She also has the complete set of photos (750+) on her website, from which you can order individual prints. You will need to enter your name and email address to enter the gallery and order prints directly from her.

View the Dinner photos and order prints >>

Kaji Family

Wyatt Conlon was our “Red Carpet” and “After Party” photographer. He has put an album together. You can order prints directly from him as well. If you would like to order individual prints, simply enter the code word “gala” to receive a 20% discount off your purchase.

View the Red Carpet and After Party photos >>

We are interested in hearing your comments of the evening. If you’d like to share your thoughts, please send us an email to specialevents@janm.org.

Thank you!

John, Josh, and Jack Morey
T. Candice Nakagawa, George Tanaka, and Guest

 

 

 

 

 

 

 

Photos by Tracy Kumono & Wyatt Conlon

Documenting Manzanar

We recently finished posting a wonderful essay about the documentation of Manzanar during World War II by Nancy Matsumoto on our Discover Nikkei website. It’s quite an extensive piece which we posted in 18 parts. There’s also great historic photographs that accompany each part.

Source: War Relocation Authority Photographs of Japanese-American Evacuation and Resettlement Series 8: Manzanar Relocation Center

Documenting Manzanar
By Nancy Matsumoto
Read the essay >>

The article focuses especially on three photographers—Ansel Adams, Dorothea Lange, and Toyo Miyatake, but also about the documentation of Manzanar in art and in books by artists and authors like Miné Okubo, Jeanne Wakatsuki Houston, and Michi Weglyn.

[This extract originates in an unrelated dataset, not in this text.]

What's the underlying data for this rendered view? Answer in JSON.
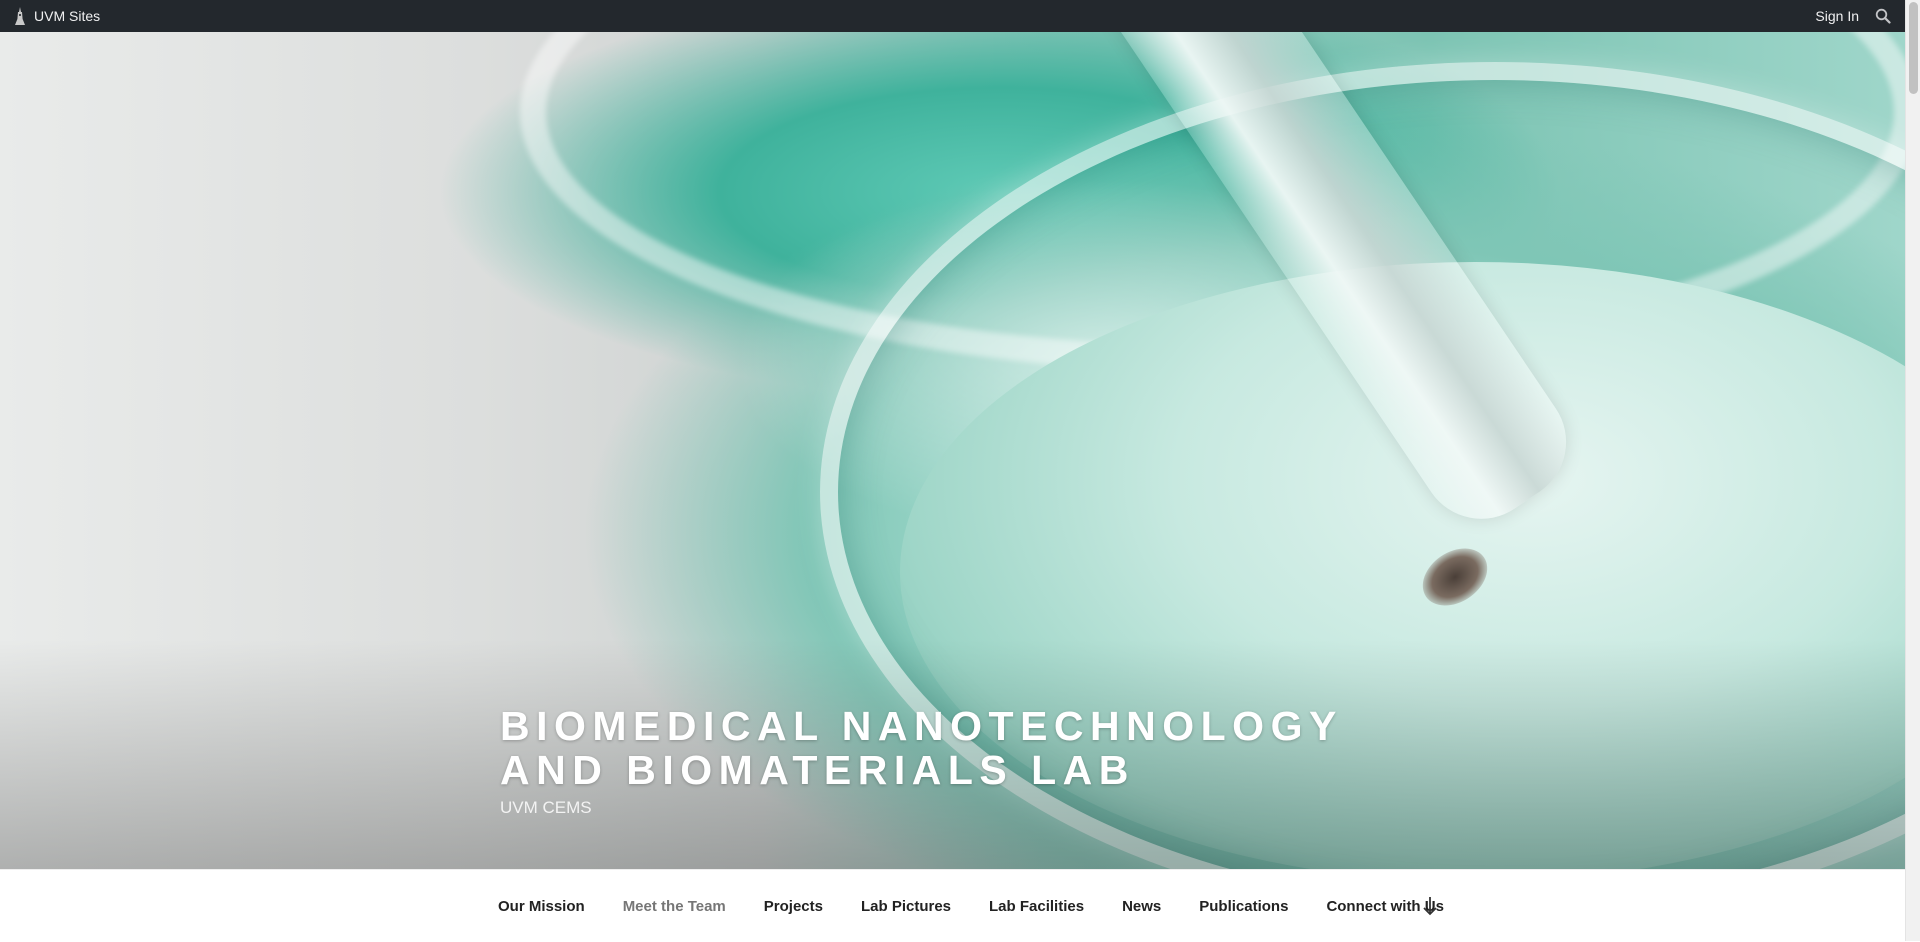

It also examines various books and exhibitions, including the Ansel Adams exhibition here at JANM. It also references Two Views of Manzanar, an exhibition and book created by graduate students in the UCLA Fine Arts Program in the late 1970s. One of the students was Patrick Nagatani, whose works will be on display here in a retrospective exhibition opening next weekend.

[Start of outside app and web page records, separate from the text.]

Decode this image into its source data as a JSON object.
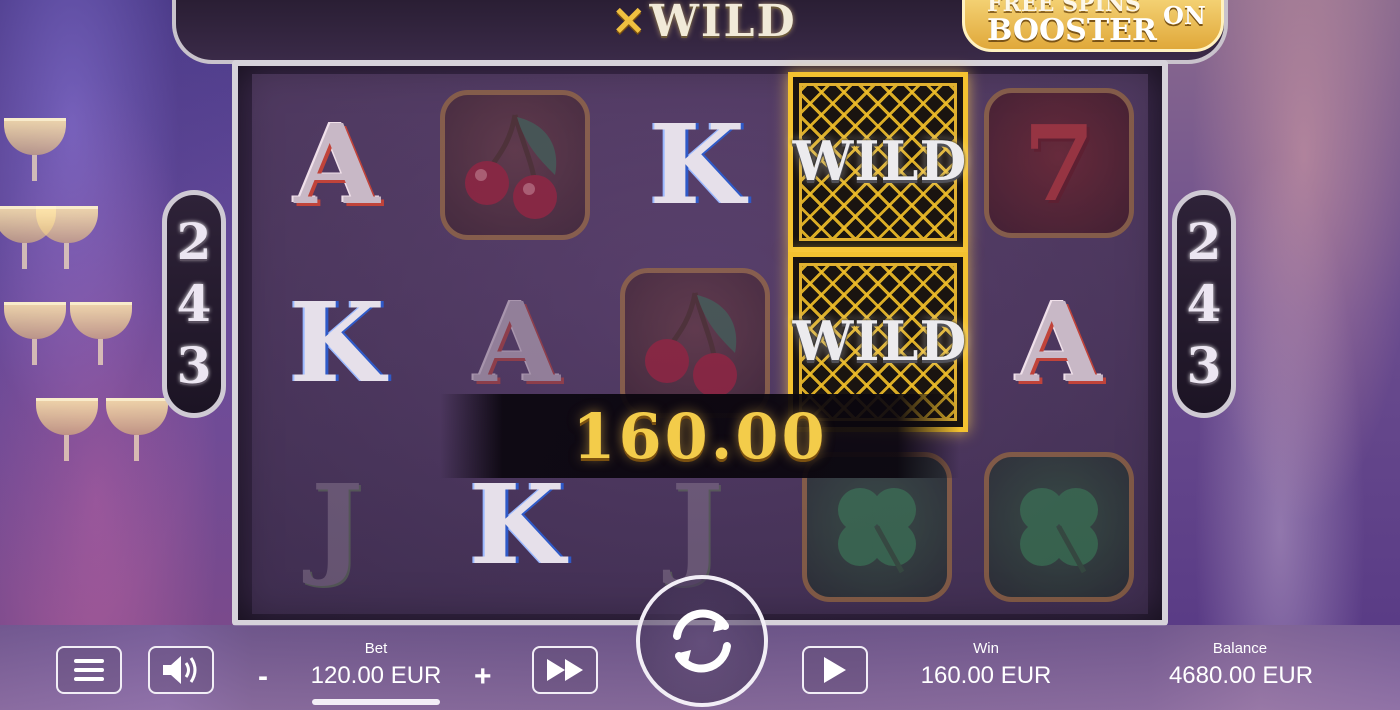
{
  "game": {
    "logo_text": "WILD",
    "logo_mark": "✕",
    "booster_line1": "FREE SPINS",
    "booster_line2": "BOOSTER",
    "booster_state": "ON",
    "ways_left": [
      "2",
      "4",
      "3"
    ],
    "ways_right": [
      "2",
      "4",
      "3"
    ],
    "wild_label": "WILD",
    "win_amount": "160.00"
  },
  "reels": {
    "symbols": [
      [
        "A",
        "K",
        "J"
      ],
      [
        "cherry",
        "A",
        "K"
      ],
      [
        "K",
        "cherry",
        "J"
      ],
      [
        "wild",
        "wild",
        "clover"
      ],
      [
        "seven",
        "A",
        "clover"
      ]
    ]
  },
  "controls": {
    "menu_icon": "hamburger-icon",
    "sound_icon": "speaker-icon",
    "bet_label": "Bet",
    "bet_value": "120.00 EUR",
    "bet_minus": "-",
    "bet_plus": "+",
    "turbo_icon": "fast-forward-icon",
    "spin_icon": "refresh-icon",
    "autoplay_icon": "play-icon",
    "win_label": "Win",
    "win_value": "160.00 EUR",
    "balance_label": "Balance",
    "balance_value": "4680.00 EUR"
  },
  "colors": {
    "gold": "#f3cc4a",
    "frame": "#d6d2da",
    "wild_border": "#f4c230"
  }
}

As I’m writing this, I realize that we have something in our collections, exhibitions, and projects related to pretty much all of these things I’ve mentioned. We’ve just released the Farewell to Manzanar DVD based on the book & screenplay written by Jeanne Wakatsuki Houston and her husband. Our collections staff is currently working on a project to conserve & digitize Miné Okubo’s original drawings from Citizen 13660 (generously
supported by the National Endowment for the Humanities’ “We The People” project), and we have original design sketches by Michi Weglyn from her days as a costume designer in New York.

These types of realizations tend to happen often. That’s one of the great things about working at the museum so long…getting to see how different aspects of our history and culture fit together. It also goes to show how inter-related the Japanese American community is!

Interview with Patrick Nagatani

We recently interviewed artist Patrick Nagatani and his upcoming retrospective exhibition opening at JANM next weekend. Check out the article on our Discover Nikkei website:

Seeing Beauty Through a Magic Lens: Patrick Nagatani and 35 Years of Art
By Darryl Mori
Read the interview >>

We also just launched the exhibition site which includes more information, including:

– short blurbs about the various series included in the exhibition

– prompts for the upcoming Guide by Cell audio guide that is being prepared with Patrick Nagatani

– an article about the exhibition by Lisa Sasaki who coordinated the travel of the show from the University of New Mexico’s University Art Museum. This is my favorite quote from the artist about why Nagatani feels that JANM is a perfect venue for the exhibition:

“This is the place that my parents will come to see my work. This is the place where it belongs.”

Check out the exhibition site >>

Photo courtesy of Karen Kuehn